### [Recorded data]
§ §

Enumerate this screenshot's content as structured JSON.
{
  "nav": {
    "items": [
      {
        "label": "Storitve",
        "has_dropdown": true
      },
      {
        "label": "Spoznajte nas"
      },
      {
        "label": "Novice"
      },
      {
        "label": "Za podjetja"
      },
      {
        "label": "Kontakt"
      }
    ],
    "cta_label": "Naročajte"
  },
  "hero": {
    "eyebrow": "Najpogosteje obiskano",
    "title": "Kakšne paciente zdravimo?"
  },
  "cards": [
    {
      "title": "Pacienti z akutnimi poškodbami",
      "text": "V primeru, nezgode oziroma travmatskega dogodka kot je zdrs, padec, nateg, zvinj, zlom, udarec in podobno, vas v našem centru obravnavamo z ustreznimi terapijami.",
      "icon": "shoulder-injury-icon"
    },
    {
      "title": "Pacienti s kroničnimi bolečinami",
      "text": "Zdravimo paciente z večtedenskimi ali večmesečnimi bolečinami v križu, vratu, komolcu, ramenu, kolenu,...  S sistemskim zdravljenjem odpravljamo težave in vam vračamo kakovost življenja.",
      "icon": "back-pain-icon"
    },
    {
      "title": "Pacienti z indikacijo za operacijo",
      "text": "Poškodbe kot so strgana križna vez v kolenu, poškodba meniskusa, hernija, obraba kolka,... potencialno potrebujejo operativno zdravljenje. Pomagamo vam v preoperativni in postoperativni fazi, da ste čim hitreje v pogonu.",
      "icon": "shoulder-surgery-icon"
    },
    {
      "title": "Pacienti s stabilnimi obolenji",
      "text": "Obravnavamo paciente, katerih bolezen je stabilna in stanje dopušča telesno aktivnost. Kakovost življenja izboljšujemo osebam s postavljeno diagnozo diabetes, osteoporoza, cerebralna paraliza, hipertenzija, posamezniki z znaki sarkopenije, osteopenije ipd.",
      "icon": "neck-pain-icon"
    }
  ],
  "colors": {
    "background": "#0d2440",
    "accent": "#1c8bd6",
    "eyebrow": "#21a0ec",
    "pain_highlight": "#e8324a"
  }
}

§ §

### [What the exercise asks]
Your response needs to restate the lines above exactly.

### [Output]
Enumerate this screenshot's content as structured JSON.
{
  "nav": {
    "items": [
      {
        "label": "Storitve",
        "has_dropdown": true
      },
      {
        "label": "Spoznajte nas"
      },
      {
        "label": "Novice"
      },
      {
        "label": "Za podjetja"
      },
      {
        "label": "Kontakt"
      }
    ],
    "cta_label": "Naročajte"
  },
  "hero": {
    "eyebrow": "Najpogosteje obiskano",
    "title": "Kakšne paciente zdravimo?"
  },
  "cards": [
    {
      "title": "Pacienti z akutnimi poškodbami",
      "text": "V primeru, nezgode oziroma travmatskega dogodka kot je zdrs, padec, nateg, zvinj, zlom, udarec in podobno, vas v našem centru obravnavamo z ustreznimi terapijami.",
      "icon": "shoulder-injury-icon"
    },
    {
      "title": "Pacienti s kroničnimi bolečinami",
      "text": "Zdravimo paciente z večtedenskimi ali večmesečnimi bolečinami v križu, vratu, komolcu, ramenu, kolenu,...  S sistemskim zdravljenjem odpravljamo težave in vam vračamo kakovost življenja.",
      "icon": "back-pain-icon"
    },
    {
      "title": "Pacienti z indikacijo za operacijo",
      "text": "Poškodbe kot so strgana križna vez v kolenu, poškodba meniskusa, hernija, obraba kolka,... potencialno potrebujejo operativno zdravljenje. Pomagamo vam v preoperativni in postoperativni fazi, da ste čim hitreje v pogonu.",
      "icon": "shoulder-surgery-icon"
    },
    {
      "title": "Pacienti s stabilnimi obolenji",
      "text": "Obravnavamo paciente, katerih bolezen je stabilna in stanje dopušča telesno aktivnost. Kakovost življenja izboljšujemo osebam s postavljeno diagnozo diabetes, osteoporoza, cerebralna paraliza, hipertenzija, posamezniki z znaki sarkopenije, osteopenije ipd.",
      "icon": "neck-pain-icon"
    }
  ],
  "colors": {
    "background": "#0d2440",
    "accent": "#1c8bd6",
    "eyebrow": "#21a0ec",
    "pain_highlight": "#e8324a"
  }
}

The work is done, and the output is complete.